Watch: 2011's Top 10 Hot 100 Countdown, with Exclusive Chart Trivia
Watch: 2011's Top 10 Hot 100 Countdown, with Exclusive Chart Trivia

THE BOYS OF 'SUMMER': To paraphrase one of his hits, Richard Marx keeps coming back to No. 1.

Marx, who penned all three of his Hot 100 No. 1s - 1988's "Hold On to the Nights" and 1989's "Satisfied" and "Right Here Waiting" - collects his third leader as a songwriter on Country Songs, as Keith Urban's "Long Hot Summer," which the pair co-authored, ascends 3-1.

Marx previously co-wrote Urban's six-week Country Songs No. 1 "Better Life," which began a six-week reign six years ago this week, and, prior to Marx's breakthrough as an artist, Kenny Rogers' 1985 topper "Crazy."

With the coronation of "Summer," Marx has written No. 1s on Billboard song charts in each of the last four decades.

Here is a look at Marx's 14 compositions to rule Billboard song rankings:

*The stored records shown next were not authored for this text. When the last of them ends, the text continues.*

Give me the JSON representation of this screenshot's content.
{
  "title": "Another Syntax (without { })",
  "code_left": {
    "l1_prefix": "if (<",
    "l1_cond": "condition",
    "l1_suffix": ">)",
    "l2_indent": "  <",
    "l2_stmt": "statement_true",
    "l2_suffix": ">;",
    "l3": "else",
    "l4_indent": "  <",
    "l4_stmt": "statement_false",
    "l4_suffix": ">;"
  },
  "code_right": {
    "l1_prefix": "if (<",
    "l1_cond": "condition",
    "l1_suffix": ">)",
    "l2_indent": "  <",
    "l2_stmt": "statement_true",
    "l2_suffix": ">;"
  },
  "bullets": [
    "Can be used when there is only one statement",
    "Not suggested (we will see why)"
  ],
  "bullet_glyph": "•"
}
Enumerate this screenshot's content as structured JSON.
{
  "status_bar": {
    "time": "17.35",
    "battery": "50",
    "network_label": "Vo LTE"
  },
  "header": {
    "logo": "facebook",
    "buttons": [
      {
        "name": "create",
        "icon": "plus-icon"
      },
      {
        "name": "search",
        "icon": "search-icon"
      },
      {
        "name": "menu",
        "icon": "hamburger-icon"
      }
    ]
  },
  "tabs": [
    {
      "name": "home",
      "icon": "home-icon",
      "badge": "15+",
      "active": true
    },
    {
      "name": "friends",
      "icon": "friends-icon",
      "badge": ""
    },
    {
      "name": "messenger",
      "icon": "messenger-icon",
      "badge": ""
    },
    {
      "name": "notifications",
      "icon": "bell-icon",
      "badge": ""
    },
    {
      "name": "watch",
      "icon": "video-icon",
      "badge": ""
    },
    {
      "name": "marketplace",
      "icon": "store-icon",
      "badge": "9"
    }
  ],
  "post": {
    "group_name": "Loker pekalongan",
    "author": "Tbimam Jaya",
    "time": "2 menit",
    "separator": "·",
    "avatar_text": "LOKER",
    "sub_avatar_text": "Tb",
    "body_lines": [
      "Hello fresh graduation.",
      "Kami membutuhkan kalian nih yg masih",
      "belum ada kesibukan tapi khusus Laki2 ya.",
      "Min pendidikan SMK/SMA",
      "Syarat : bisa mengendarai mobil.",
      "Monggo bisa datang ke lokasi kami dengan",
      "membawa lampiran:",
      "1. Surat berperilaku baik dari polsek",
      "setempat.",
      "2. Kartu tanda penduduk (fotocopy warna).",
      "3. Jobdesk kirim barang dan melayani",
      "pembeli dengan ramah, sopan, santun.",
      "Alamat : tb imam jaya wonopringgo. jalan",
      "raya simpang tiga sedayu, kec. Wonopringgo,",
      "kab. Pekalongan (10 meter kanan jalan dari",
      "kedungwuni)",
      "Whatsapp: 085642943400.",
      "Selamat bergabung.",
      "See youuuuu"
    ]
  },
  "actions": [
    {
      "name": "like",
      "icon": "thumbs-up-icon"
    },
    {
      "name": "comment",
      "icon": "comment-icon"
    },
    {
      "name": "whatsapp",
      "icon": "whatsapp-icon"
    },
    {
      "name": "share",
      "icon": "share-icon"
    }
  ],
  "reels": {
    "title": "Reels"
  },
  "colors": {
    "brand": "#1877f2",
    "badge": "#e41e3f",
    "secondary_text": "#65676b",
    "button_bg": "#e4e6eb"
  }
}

"What About Me" (Kenny Rogers with Kim Carnes and James Ingram), Adult Contemporary, 1984
"Crazy" (Kenny Rogers), Country Songs, 1985
"Don't Mean Nothing," Mainstream Rock, 1987
"Hold On to the Nights," Hot 100, 1988
"Satisfied," Hot 100, 1989
"Right Here Waiting," Hot 100, Adult Contemporary, 1989

"Keep Coming Back," Adult Contemporary, 1991
"Hazard," Adult Contemporary, 1992

"Now and Forever," Adult Contemporary, 1994

"This I Promise You" ('N Sync), Adult Contemporary, 2000
"To Where You Are" (Josh Groban), Adult Contemporary, 2002
"Dance With My Father" (Luther Vandross), Adult R&B, 2003
"Better Life" (Keith Urban), Country Songs, 2005

"Long Hot Summer" (Keith Urban), Country Songs, 2011

"I've never been more grateful in my life, period. That I'm a songwriter first and foremost is what has sustained me," says Marx, who returned to the Adult Contemporary chart this year as an artist for the first time since 2005 with the No. 16-peaking "When You Loved Me."

"If I'd just been a singer or just a musician, my career would probably have been over a long time ago. But, as a songwriter, I am able to deliver what everybody needs.

"We can talk about downloading or about record companies being too big for their britches, but if people stop writing songs, none of that matters."